The study, published by the American Jewish Committee and the London-based Institute for Jewish Policy Research, cited a number of trends explaining the decrease in anti-Semitism, including the Middle East peace process and new laws in Europe that criminalize Holocaust denial.

But the concurrent rise in racism and xenophobia directed against other groups should still be a matter of concern to Jews, said Tony Lerman, the institute's director and editor of the report.

"Although anti-Semitic violence is only a tiny fraction of racist violence in general, the striking feature of this report is the worsening racist climate in many countries — and this in itself is very disturbing," he said.

"Surprisingly, the latest racist upsurge has not led to an increase in anti-Semitism," he said.
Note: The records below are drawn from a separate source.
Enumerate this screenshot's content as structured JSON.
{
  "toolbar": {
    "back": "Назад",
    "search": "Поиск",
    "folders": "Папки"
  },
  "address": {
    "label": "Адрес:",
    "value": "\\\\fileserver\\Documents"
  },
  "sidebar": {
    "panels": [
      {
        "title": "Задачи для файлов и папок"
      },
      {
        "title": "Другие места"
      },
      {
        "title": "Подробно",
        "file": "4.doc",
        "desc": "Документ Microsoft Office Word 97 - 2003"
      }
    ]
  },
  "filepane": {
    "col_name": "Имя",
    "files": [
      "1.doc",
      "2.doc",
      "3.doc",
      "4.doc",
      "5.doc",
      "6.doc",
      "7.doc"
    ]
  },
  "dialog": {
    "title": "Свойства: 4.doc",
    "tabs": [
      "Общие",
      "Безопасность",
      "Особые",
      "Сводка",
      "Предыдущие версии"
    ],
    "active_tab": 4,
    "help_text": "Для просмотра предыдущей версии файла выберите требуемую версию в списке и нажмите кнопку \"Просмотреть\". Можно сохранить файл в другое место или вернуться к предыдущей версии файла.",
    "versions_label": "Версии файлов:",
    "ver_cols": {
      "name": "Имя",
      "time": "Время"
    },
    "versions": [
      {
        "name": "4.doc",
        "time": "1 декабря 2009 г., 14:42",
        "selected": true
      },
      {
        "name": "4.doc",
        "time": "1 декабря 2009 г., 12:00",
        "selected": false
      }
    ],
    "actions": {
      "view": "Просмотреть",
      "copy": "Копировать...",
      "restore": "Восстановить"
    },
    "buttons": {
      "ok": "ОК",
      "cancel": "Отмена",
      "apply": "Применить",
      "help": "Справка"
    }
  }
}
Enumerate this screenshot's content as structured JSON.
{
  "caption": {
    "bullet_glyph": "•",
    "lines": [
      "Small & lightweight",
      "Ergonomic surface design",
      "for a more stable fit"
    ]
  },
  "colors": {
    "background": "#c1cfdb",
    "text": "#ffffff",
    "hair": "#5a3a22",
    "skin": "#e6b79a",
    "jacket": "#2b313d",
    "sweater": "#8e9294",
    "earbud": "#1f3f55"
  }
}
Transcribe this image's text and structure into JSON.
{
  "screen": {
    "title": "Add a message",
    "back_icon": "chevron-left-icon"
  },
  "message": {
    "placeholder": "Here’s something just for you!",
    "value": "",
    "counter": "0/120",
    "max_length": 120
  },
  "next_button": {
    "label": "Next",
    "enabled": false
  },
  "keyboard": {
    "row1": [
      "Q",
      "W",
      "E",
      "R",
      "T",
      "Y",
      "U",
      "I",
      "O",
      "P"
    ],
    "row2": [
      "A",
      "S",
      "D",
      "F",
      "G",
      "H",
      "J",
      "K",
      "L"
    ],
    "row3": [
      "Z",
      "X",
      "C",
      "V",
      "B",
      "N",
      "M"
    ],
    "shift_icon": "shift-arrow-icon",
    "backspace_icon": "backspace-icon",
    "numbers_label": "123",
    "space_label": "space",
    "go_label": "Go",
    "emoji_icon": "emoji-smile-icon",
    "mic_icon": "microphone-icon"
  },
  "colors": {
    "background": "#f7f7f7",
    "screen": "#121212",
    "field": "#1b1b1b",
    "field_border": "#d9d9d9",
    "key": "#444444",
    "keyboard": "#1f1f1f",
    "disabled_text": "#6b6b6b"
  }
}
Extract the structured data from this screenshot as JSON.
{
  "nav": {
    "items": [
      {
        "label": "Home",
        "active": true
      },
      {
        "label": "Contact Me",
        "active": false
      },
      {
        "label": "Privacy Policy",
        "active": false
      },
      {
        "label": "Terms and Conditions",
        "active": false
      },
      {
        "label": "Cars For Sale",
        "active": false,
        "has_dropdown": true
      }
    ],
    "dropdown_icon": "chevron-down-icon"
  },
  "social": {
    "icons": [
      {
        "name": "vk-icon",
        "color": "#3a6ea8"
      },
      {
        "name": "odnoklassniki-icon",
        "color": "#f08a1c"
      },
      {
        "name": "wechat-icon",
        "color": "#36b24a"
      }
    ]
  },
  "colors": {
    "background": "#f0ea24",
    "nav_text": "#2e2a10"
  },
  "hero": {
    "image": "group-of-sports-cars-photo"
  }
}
But he questioned whether these two trends would run in separate directions over the long term.

The fifth annual "Anti-Semitism World Report 1996," which assesses the racial climate of 61 countries and which was released this week in London and New York, found European anti-Semitism decreasing in the late 1980s and early 1990s.

Nevertheless it noted that in the United States there has been a breakdown of the taboo on expressions of anti-Semitism.

"For decades, this taboo was in place," the report said. "In recent years, however, the taboo has begun to wear thin, exposing Jews to expressions of hostility that were unlikely to come to the surface at an earlier period.

"Jewish leaders find it much more difficult at present to find allies in the general community for the struggle against anti-Semitism," the report added.

"It is a telling sign of where things now stand in intergroup relations in the [United States] that Jews are routinely challenged to `prove' that Louis Farrakhan is an anti-Semite" despite the numerous times the Nation of Islam leader has called Jews "bloodsuckers" and stated that German Jews funded Hitler.

The report found that anti-Semitism had decreased in Great Britain, Germany and South Africa.

But it noted a rise in anti-Semitic incidents and sentiments in Belgium, Sweden, Turkey and in Australia, where such incidents increased by 7 percent during the previous year.

In Sweden, the report found, the neo-Nazi movement is stronger now than at any time since World War II.

The report pointed to the success of the Islamist Welfare Party in Turkey's general elections in December, maintaining that this matter is of particular concern to the local Jewish community.

In Russia, the report found, attitudes tended to be more anti-Zionist than anti-Semitic.

A poll released by the American Jewish Committee in April found that most Russians have low levels of hostility against Jews.

A second study released this week, conducted by researchers at Tel Aviv University, found that anti-Semitic violence had shown a general decrease worldwide during the past year. But it pointed to an increase in anti-Semitic rhetoric in a number of countries.

During the first four months of 1996, 25 sites were found on the Internet disseminating anti-Semitic information, the study said.

Dina Porat, who worked on the Tel Aviv study, attributed at least part of the increase to liberal laws in some countries regarding freedom of expression, which created an environment in which anti-Semitic and racist groups could distribute their propaganda.